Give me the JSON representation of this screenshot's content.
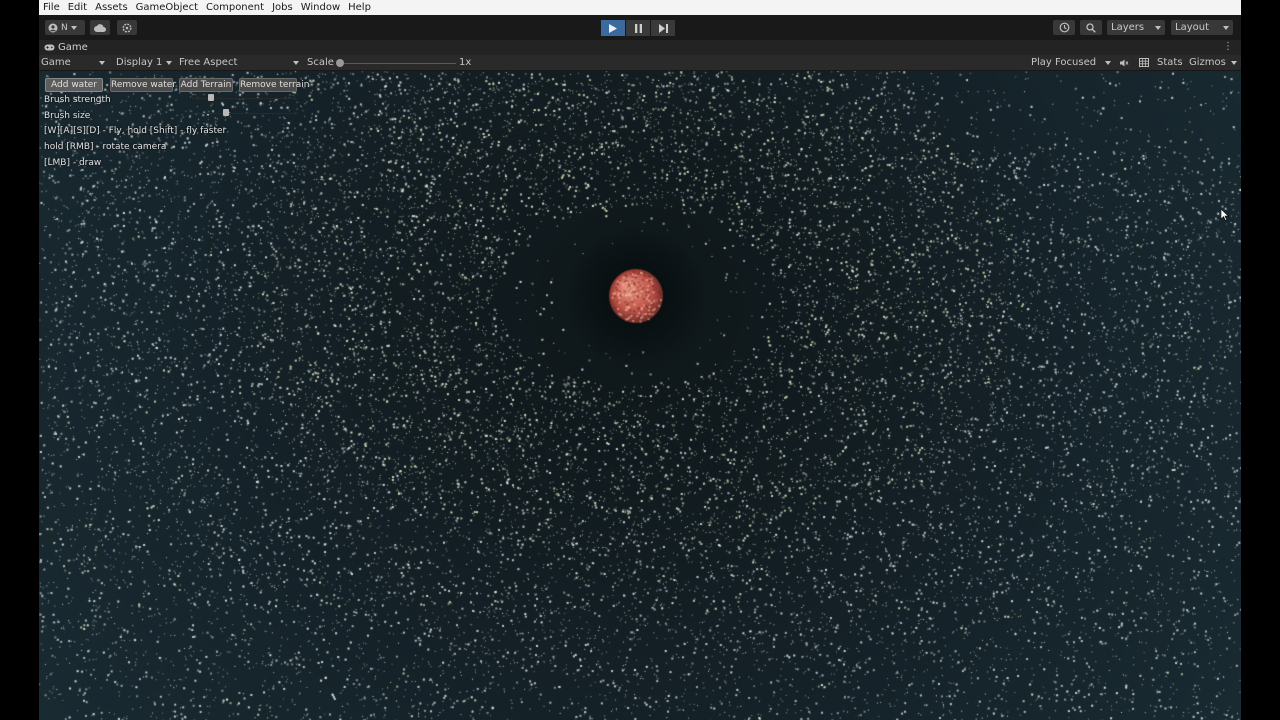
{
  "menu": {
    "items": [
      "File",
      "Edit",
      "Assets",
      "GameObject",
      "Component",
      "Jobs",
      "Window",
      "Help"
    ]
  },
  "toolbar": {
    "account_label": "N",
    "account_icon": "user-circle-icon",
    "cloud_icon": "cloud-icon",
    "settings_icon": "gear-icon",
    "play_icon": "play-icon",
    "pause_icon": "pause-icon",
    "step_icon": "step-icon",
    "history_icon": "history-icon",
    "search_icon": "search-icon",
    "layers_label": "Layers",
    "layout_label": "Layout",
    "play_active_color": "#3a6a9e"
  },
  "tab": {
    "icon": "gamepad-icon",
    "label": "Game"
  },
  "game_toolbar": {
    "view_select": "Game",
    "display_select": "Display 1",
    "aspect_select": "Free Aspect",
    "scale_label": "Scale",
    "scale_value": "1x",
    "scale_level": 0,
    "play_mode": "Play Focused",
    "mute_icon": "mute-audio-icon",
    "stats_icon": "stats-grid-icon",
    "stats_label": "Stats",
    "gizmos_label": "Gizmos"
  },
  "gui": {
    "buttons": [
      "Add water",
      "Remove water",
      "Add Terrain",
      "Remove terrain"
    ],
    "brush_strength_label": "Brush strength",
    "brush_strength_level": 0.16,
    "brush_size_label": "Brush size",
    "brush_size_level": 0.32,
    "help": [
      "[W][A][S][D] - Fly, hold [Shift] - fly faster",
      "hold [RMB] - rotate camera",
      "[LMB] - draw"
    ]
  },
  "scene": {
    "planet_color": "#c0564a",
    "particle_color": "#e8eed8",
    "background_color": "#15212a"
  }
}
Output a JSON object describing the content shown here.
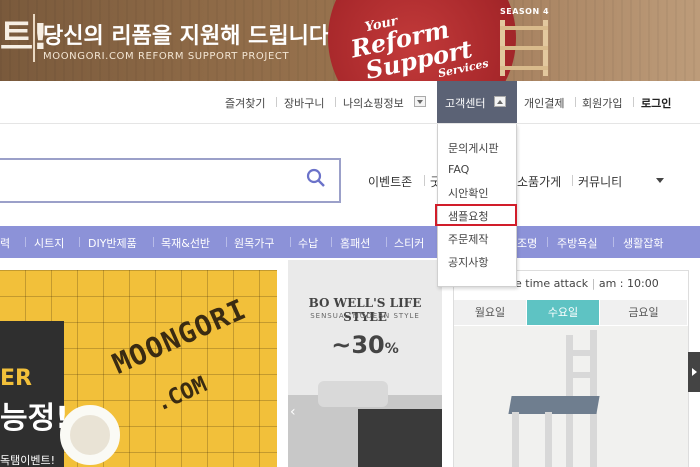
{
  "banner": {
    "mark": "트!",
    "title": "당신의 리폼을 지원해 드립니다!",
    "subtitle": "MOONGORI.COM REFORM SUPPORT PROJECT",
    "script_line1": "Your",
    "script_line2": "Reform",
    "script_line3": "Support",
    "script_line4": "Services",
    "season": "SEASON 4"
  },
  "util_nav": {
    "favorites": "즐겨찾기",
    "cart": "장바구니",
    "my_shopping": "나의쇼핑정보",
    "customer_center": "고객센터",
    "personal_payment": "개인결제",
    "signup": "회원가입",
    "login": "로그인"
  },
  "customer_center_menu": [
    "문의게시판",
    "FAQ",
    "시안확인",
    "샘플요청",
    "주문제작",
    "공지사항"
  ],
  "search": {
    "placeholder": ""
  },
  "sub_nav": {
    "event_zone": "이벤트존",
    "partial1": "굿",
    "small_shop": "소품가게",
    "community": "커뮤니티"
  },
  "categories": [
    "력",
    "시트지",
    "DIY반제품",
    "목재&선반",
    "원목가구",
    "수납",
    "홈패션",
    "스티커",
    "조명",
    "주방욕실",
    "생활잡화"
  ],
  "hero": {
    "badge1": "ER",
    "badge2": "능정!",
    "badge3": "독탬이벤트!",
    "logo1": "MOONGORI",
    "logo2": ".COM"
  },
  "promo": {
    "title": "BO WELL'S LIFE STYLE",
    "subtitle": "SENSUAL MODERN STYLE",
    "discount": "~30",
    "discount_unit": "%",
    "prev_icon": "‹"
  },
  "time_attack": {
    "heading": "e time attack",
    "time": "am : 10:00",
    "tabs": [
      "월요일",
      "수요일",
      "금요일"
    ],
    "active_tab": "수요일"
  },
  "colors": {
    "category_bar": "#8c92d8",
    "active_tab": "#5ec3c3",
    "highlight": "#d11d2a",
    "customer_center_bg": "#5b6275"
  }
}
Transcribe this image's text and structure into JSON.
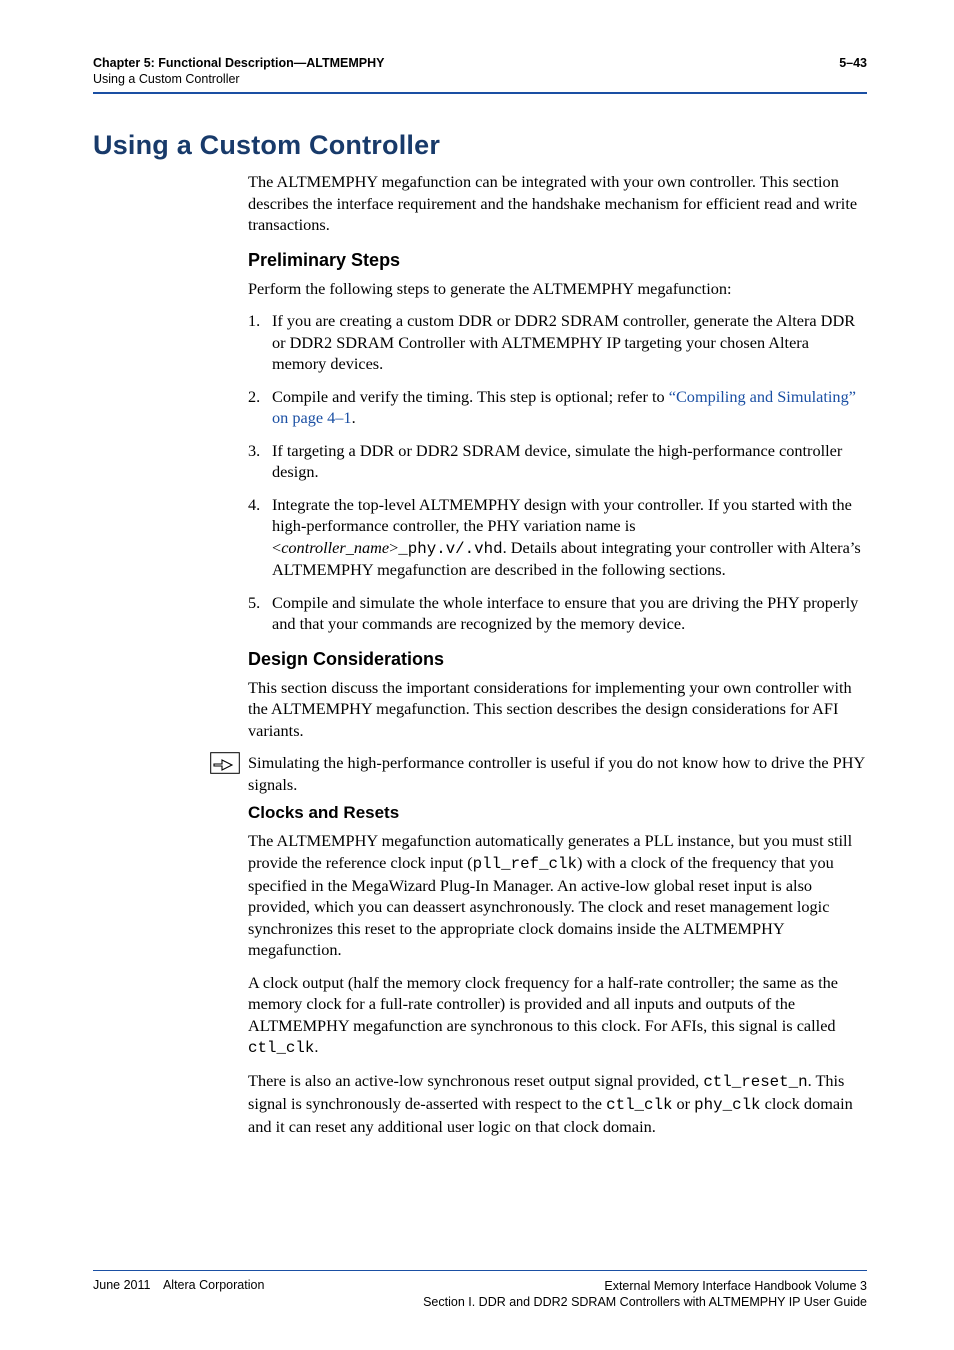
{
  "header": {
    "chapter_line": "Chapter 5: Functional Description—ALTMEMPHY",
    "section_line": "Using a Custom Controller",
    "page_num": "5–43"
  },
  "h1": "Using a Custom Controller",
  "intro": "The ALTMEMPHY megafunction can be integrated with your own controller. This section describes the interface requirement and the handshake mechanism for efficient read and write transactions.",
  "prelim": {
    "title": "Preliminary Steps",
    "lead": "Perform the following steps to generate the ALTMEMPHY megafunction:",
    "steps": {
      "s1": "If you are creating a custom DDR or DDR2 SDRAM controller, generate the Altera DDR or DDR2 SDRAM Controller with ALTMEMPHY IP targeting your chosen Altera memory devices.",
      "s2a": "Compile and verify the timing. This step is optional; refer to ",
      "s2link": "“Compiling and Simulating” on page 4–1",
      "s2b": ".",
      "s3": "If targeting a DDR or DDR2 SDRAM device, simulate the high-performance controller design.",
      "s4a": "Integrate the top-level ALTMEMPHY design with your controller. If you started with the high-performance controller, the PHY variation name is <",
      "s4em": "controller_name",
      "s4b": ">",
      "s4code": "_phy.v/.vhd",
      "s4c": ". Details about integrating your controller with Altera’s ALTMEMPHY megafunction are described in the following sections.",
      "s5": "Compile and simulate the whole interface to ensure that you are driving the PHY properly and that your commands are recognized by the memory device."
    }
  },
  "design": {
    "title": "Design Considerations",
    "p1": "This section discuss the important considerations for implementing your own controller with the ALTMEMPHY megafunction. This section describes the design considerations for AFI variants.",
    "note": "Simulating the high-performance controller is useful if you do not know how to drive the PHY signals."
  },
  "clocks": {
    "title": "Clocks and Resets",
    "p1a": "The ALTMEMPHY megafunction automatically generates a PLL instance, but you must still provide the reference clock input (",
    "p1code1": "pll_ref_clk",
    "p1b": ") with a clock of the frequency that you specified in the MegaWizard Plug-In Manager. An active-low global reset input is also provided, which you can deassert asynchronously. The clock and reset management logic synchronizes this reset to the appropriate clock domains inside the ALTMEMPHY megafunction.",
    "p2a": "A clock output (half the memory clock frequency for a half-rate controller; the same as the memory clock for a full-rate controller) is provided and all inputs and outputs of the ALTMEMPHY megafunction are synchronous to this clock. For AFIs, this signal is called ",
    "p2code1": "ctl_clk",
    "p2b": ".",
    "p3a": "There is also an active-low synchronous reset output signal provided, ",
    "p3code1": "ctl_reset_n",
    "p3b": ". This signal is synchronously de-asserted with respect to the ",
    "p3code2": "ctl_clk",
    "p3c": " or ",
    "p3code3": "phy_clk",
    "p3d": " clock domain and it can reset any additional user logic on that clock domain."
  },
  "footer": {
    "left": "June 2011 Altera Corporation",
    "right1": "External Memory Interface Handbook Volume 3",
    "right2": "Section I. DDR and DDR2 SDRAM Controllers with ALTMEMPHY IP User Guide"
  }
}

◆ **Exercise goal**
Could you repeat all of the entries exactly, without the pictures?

◆ **Output of the exercise**
Give me the JSON representation of this screenshot's content.
{
  "menu": {
    "items": [
      "File",
      "Edit",
      "Assets",
      "GameObject",
      "Component",
      "Jobs",
      "Window",
      "Help"
    ]
  },
  "toolbar": {
    "account_label": "N",
    "account_icon": "user-circle-icon",
    "cloud_icon": "cloud-icon",
    "settings_icon": "gear-icon",
    "play_icon": "play-icon",
    "pause_icon": "pause-icon",
    "step_icon": "step-icon",
    "history_icon": "history-icon",
    "search_icon": "search-icon",
    "layers_label": "Layers",
    "layout_label": "Layout",
    "play_active_color": "#3a6a9e"
  },
  "tab": {
    "icon": "gamepad-icon",
    "label": "Game"
  },
  "game_toolbar": {
    "view_select": "Game",
    "display_select": "Display 1",
    "aspect_select": "Free Aspect",
    "scale_label": "Scale",
    "scale_value": "1x",
    "scale_level": 0,
    "play_mode": "Play Focused",
    "mute_icon": "mute-audio-icon",
    "stats_icon": "stats-grid-icon",
    "stats_label": "Stats",
    "gizmos_label": "Gizmos"
  },
  "gui": {
    "buttons": [
      "Add water",
      "Remove water",
      "Add Terrain",
      "Remove terrain"
    ],
    "brush_strength_label": "Brush strength",
    "brush_strength_level": 0.16,
    "brush_size_label": "Brush size",
    "brush_size_level": 0.32,
    "help": [
      "[W][A][S][D] - Fly, hold [Shift] - fly faster",
      "hold [RMB] - rotate camera",
      "[LMB] - draw"
    ]
  },
  "scene": {
    "planet_color": "#c0564a",
    "particle_color": "#e8eed8",
    "background_color": "#15212a"
  }
}
Output a JSON object describing the content shown here.
{
  "banner": {
    "mark": "트!",
    "title": "당신의 리폼을 지원해 드립니다!",
    "subtitle": "MOONGORI.COM REFORM SUPPORT PROJECT",
    "script_line1": "Your",
    "script_line2": "Reform",
    "script_line3": "Support",
    "script_line4": "Services",
    "season": "SEASON 4"
  },
  "util_nav": {
    "favorites": "즐겨찾기",
    "cart": "장바구니",
    "my_shopping": "나의쇼핑정보",
    "customer_center": "고객센터",
    "personal_payment": "개인결제",
    "signup": "회원가입",
    "login": "로그인"
  },
  "customer_center_menu": [
    "문의게시판",
    "FAQ",
    "시안확인",
    "샘플요청",
    "주문제작",
    "공지사항"
  ],
  "search": {
    "placeholder": ""
  },
  "sub_nav": {
    "event_zone": "이벤트존",
    "partial1": "굿",
    "small_shop": "소품가게",
    "community": "커뮤니티"
  },
  "categories": [
    "력",
    "시트지",
    "DIY반제품",
    "목재&선반",
    "원목가구",
    "수납",
    "홈패션",
    "스티커",
    "조명",
    "주방욕실",
    "생활잡화"
  ],
  "hero": {
    "badge1": "ER",
    "badge2": "능정!",
    "badge3": "독탬이벤트!",
    "logo1": "MOONGORI",
    "logo2": ".COM"
  },
  "promo": {
    "title": "BO WELL'S LIFE STYLE",
    "subtitle": "SENSUAL MODERN STYLE",
    "discount": "~30",
    "discount_unit": "%",
    "prev_icon": "‹"
  },
  "time_attack": {
    "heading": "e time attack",
    "time": "am : 10:00",
    "tabs": [
      "월요일",
      "수요일",
      "금요일"
    ],
    "active_tab": "수요일"
  },
  "colors": {
    "category_bar": "#8c92d8",
    "active_tab": "#5ec3c3",
    "highlight": "#d11d2a",
    "customer_center_bg": "#5b6275"
  }
}
Transcribe this image's text and structure into JSON.
{
  "header": {
    "chapter_line": "Chapter 5: Functional Description—ALTMEMPHY",
    "section_line": "Using a Custom Controller",
    "page_num": "5–43"
  },
  "h1": "Using a Custom Controller",
  "intro": "The ALTMEMPHY megafunction can be integrated with your own controller. This section describes the interface requirement and the handshake mechanism for efficient read and write transactions.",
  "prelim": {
    "title": "Preliminary Steps",
    "lead": "Perform the following steps to generate the ALTMEMPHY megafunction:",
    "steps": {
      "s1": "If you are creating a custom DDR or DDR2 SDRAM controller, generate the Altera DDR or DDR2 SDRAM Controller with ALTMEMPHY IP targeting your chosen Altera memory devices.",
      "s2a": "Compile and verify the timing. This step is optional; refer to ",
      "s2link": "“Compiling and Simulating” on page 4–1",
      "s2b": ".",
      "s3": "If targeting a DDR or DDR2 SDRAM device, simulate the high-performance controller design.",
      "s4a": "Integrate the top-level ALTMEMPHY design with your controller. If you started with the high-performance controller, the PHY variation name is <",
      "s4em": "controller_name",
      "s4b": ">",
      "s4code": "_phy.v/.vhd",
      "s4c": ". Details about integrating your controller with Altera’s ALTMEMPHY megafunction are described in the following sections.",
      "s5": "Compile and simulate the whole interface to ensure that you are driving the PHY properly and that your commands are recognized by the memory device."
    }
  },
  "design": {
    "title": "Design Considerations",
    "p1": "This section discuss the important considerations for implementing your own controller with the ALTMEMPHY megafunction. This section describes the design considerations for AFI variants.",
    "note": "Simulating the high-performance controller is useful if you do not know how to drive the PHY signals."
  },
  "clocks": {
    "title": "Clocks and Resets",
    "p1a": "The ALTMEMPHY megafunction automatically generates a PLL instance, but you must still provide the reference clock input (",
    "p1code1": "pll_ref_clk",
    "p1b": ") with a clock of the frequency that you specified in the MegaWizard Plug-In Manager. An active-low global reset input is also provided, which you can deassert asynchronously. The clock and reset management logic synchronizes this reset to the appropriate clock domains inside the ALTMEMPHY megafunction.",
    "p2a": "A clock output (half the memory clock frequency for a half-rate controller; the same as the memory clock for a full-rate controller) is provided and all inputs and outputs of the ALTMEMPHY megafunction are synchronous to this clock. For AFIs, this signal is called ",
    "p2code1": "ctl_clk",
    "p2b": ".",
    "p3a": "There is also an active-low synchronous reset output signal provided, ",
    "p3code1": "ctl_reset_n",
    "p3b": ". This signal is synchronously de-asserted with respect to the ",
    "p3code2": "ctl_clk",
    "p3c": " or ",
    "p3code3": "phy_clk",
    "p3d": " clock domain and it can reset any additional user logic on that clock domain."
  },
  "footer": {
    "left": "June 2011 Altera Corporation",
    "right1": "External Memory Interface Handbook Volume 3",
    "right2": "Section I. DDR and DDR2 SDRAM Controllers with ALTMEMPHY IP User Guide"
  }
}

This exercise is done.